Published January 24, 2007
Up to 20,000 Canadians may have unknowingly lost their citizenship by failing to celebrate their 24th birthdays in Canada, the Canadian Broadcasting Corp. reported Wednesday.
An obscure provision in that nation's Citizenship Act — on the books from 1947 to 1977 — automatically stripped citizenship from Canadians who celebrated their 24th birthday outside the country within those dates without signing the proper form, CBC News said.
Now as Canadians rush to get passports to comply with regulations requiring them for entry into the United States, some are finding they are no longer Canadians in good standing.
Septuagenarian Barbara Porteous discovered last year while applying for a passport that she had lost her citizenship, CBC News reported.

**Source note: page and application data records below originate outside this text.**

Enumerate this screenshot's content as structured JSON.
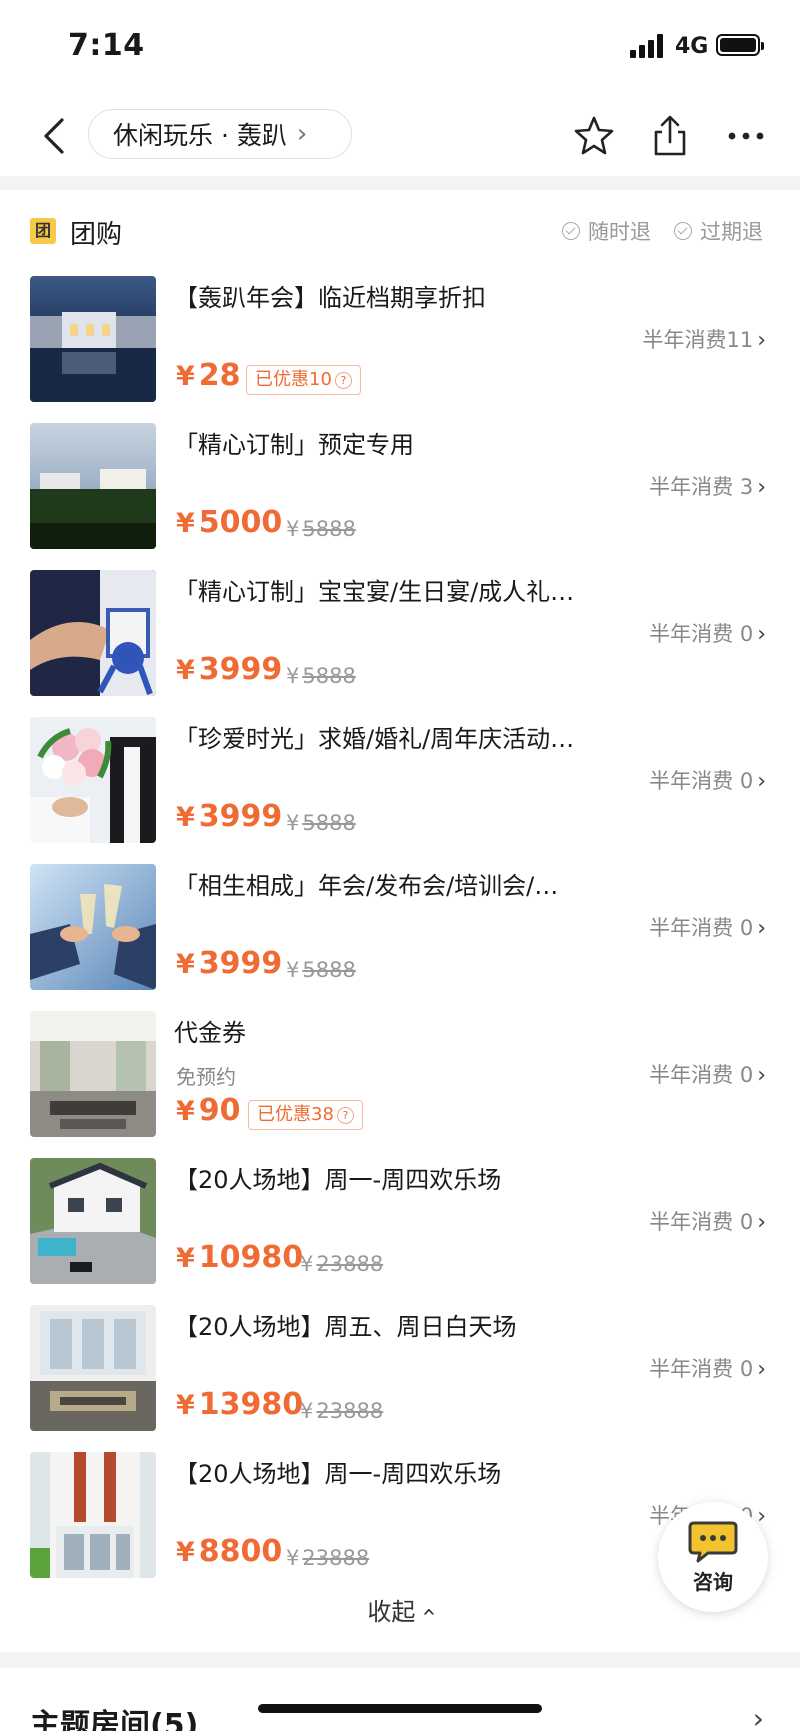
{
  "status": {
    "time": "7:14",
    "network": "4G"
  },
  "nav": {
    "breadcrumb": "休闲玩乐 · 轰趴"
  },
  "section": {
    "badge": "团",
    "title": "团购",
    "policy1": "随时退",
    "policy2": "过期退"
  },
  "deals": [
    {
      "title": "【轰趴年会】临近档期享折扣",
      "sub": "",
      "sales": "半年消费11",
      "price": "28",
      "orig": "",
      "discount": "已优惠10"
    },
    {
      "title": "「精心订制」预定专用",
      "sub": "",
      "sales": "半年消费 3",
      "price": "5000",
      "orig": "5888",
      "discount": ""
    },
    {
      "title": "「精心订制」宝宝宴/生日宴/成人礼…",
      "sub": "",
      "sales": "半年消费 0",
      "price": "3999",
      "orig": "5888",
      "discount": ""
    },
    {
      "title": "「珍爱时光」求婚/婚礼/周年庆活动…",
      "sub": "",
      "sales": "半年消费 0",
      "price": "3999",
      "orig": "5888",
      "discount": ""
    },
    {
      "title": "「相生相成」年会/发布会/培训会/…",
      "sub": "",
      "sales": "半年消费 0",
      "price": "3999",
      "orig": "5888",
      "discount": ""
    },
    {
      "title": "代金券",
      "sub": "免预约",
      "sales": "半年消费 0",
      "price": "90",
      "orig": "",
      "discount": "已优惠38"
    },
    {
      "title": "【20人场地】周一-周四欢乐场",
      "sub": "",
      "sales": "半年消费 0",
      "price": "10980",
      "orig": "23888",
      "discount": ""
    },
    {
      "title": "【20人场地】周五、周日白天场",
      "sub": "",
      "sales": "半年消费 0",
      "price": "13980",
      "orig": "23888",
      "discount": ""
    },
    {
      "title": "【20人场地】周一-周四欢乐场",
      "sub": "",
      "sales": "半年消费 0",
      "price": "8800",
      "orig": "23888",
      "discount": ""
    }
  ],
  "collapse": "收起",
  "consult": "咨询",
  "theme_rooms": "主题房间(5)",
  "currency": "¥",
  "colors": {
    "price": "#ef6b33",
    "badge": "#f7c948"
  }
}
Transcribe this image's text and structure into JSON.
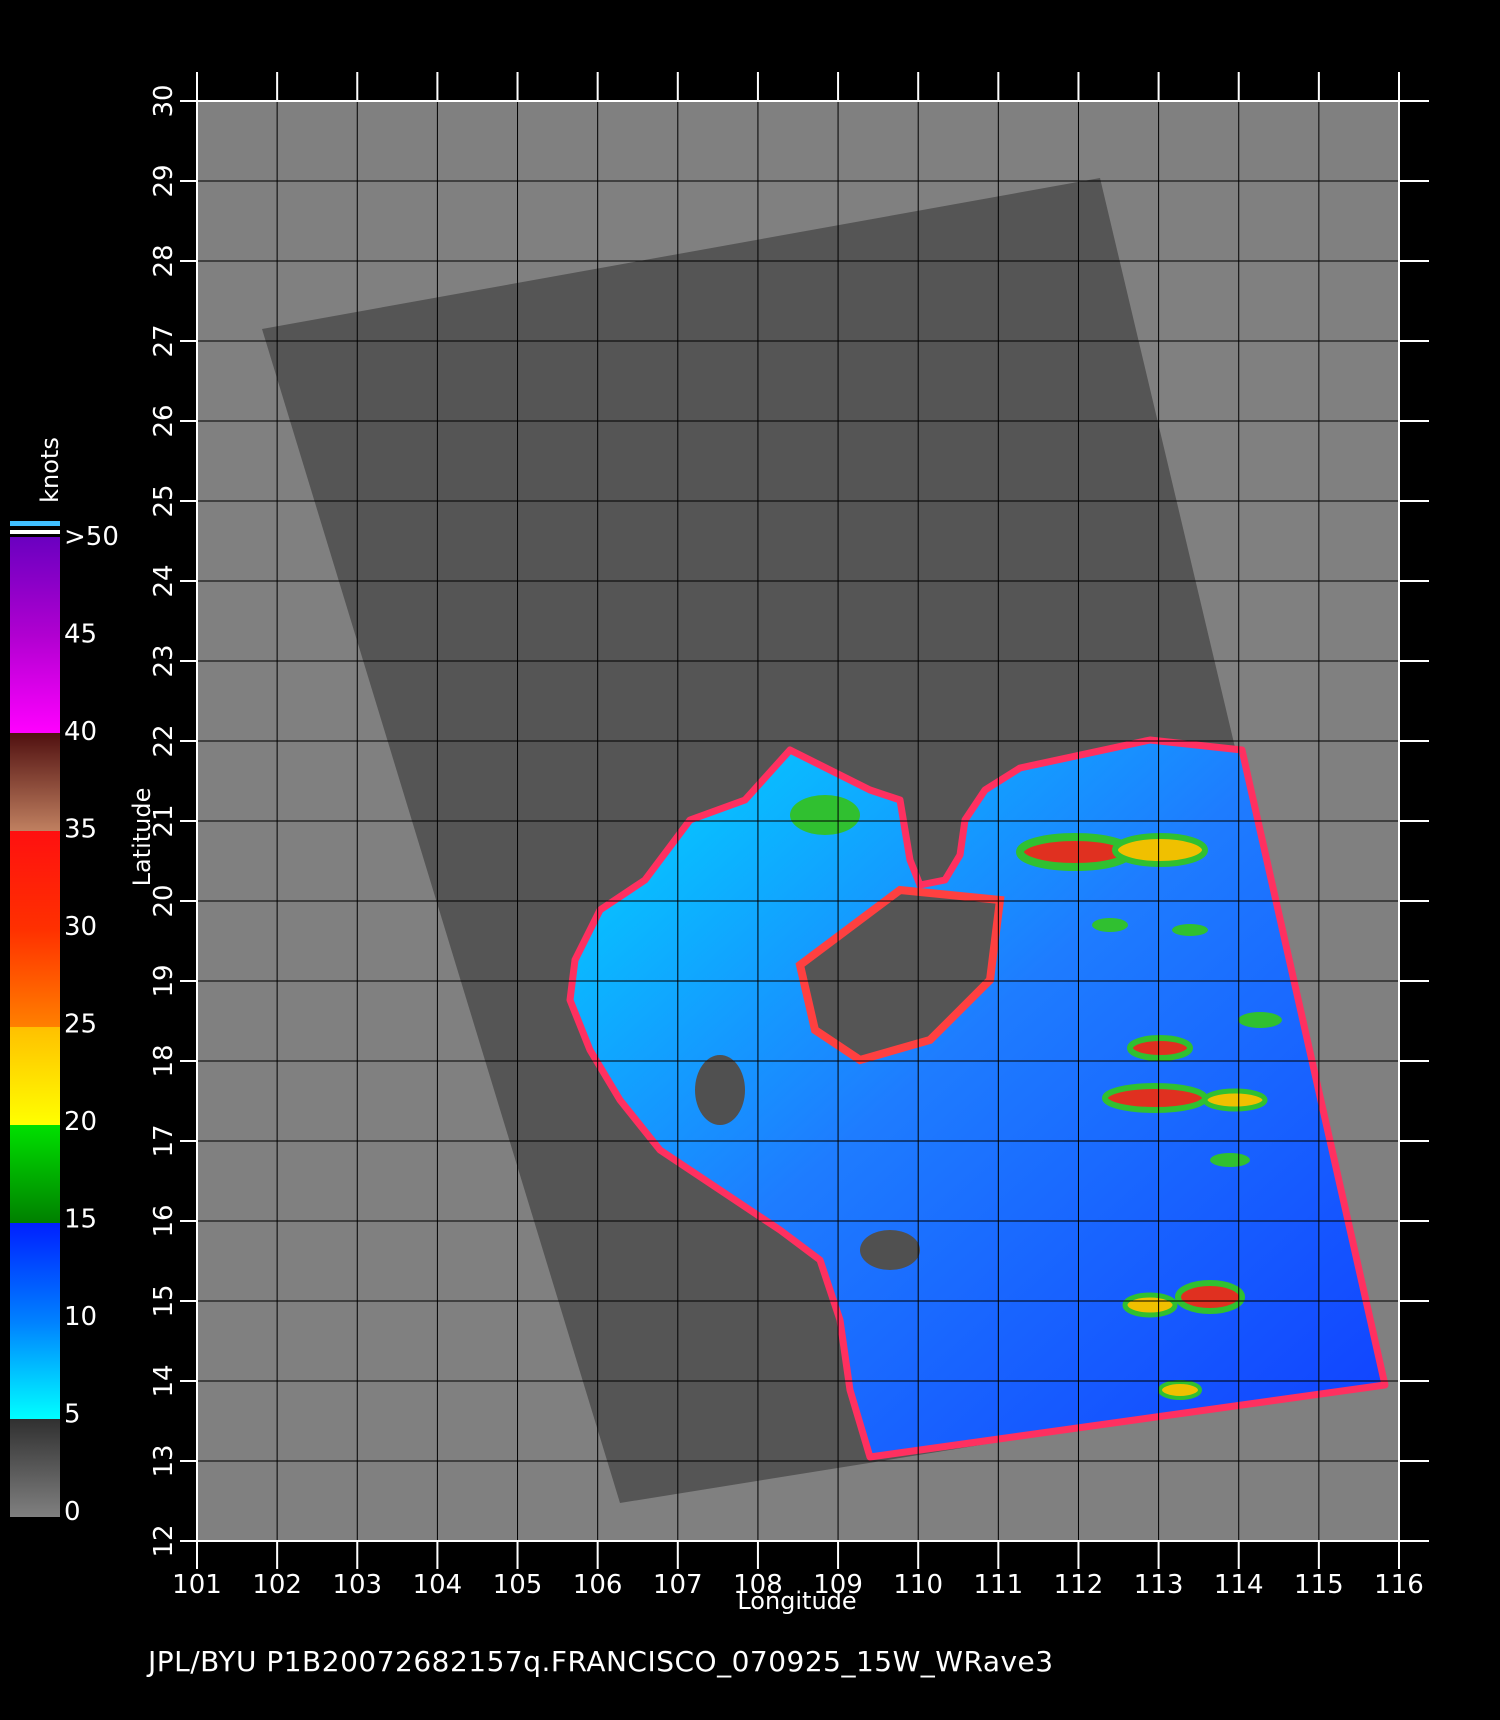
{
  "colorbar": {
    "title": "knots",
    "labels": [
      ">50",
      "45",
      "40",
      "35",
      "30",
      "25",
      "20",
      "15",
      "10",
      "5",
      "0"
    ]
  },
  "axes": {
    "xlabel": "Longitude",
    "ylabel": "Latitude",
    "x_ticks": [
      "101",
      "102",
      "103",
      "104",
      "105",
      "106",
      "107",
      "108",
      "109",
      "110",
      "111",
      "112",
      "113",
      "114",
      "115",
      "116"
    ],
    "y_ticks": [
      "12",
      "13",
      "14",
      "15",
      "16",
      "17",
      "18",
      "19",
      "20",
      "21",
      "22",
      "23",
      "24",
      "25",
      "26",
      "27",
      "28",
      "29",
      "30"
    ]
  },
  "footer": {
    "text": "JPL/BYU  P1B20072682157q.FRANCISCO_070925_15W_WRave3"
  },
  "colors": {
    "background": "#000000",
    "land": "#808080",
    "swath": "#555555",
    "grid": "#000000"
  }
}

"These documents confirm you were a Canadian citizen, but you ceased being a Canadian citizen on June 14, 1960, the day following your 24th birthday," a letter from Citizenship and Immigration read.
"I cried for a couple of hours," Porteous told CBC News. "I mean, the hollowness you get inside when you find out that everything you live for is gone."
Porteous is part of a group called the Lost Canadians, a group that may be as large as 20,000 — many of whom have no idea that they've lost their citizenship.
The Canadian government has moved to fast track the reinstatement of citizenship for the Lost Canadians.
"We're trying to right the wrongs of the past and do the reasonable thing, the right thing, for what are essentially Canadians in all but name," Citizenship and Immigration Minister Diane Finley told CBC News.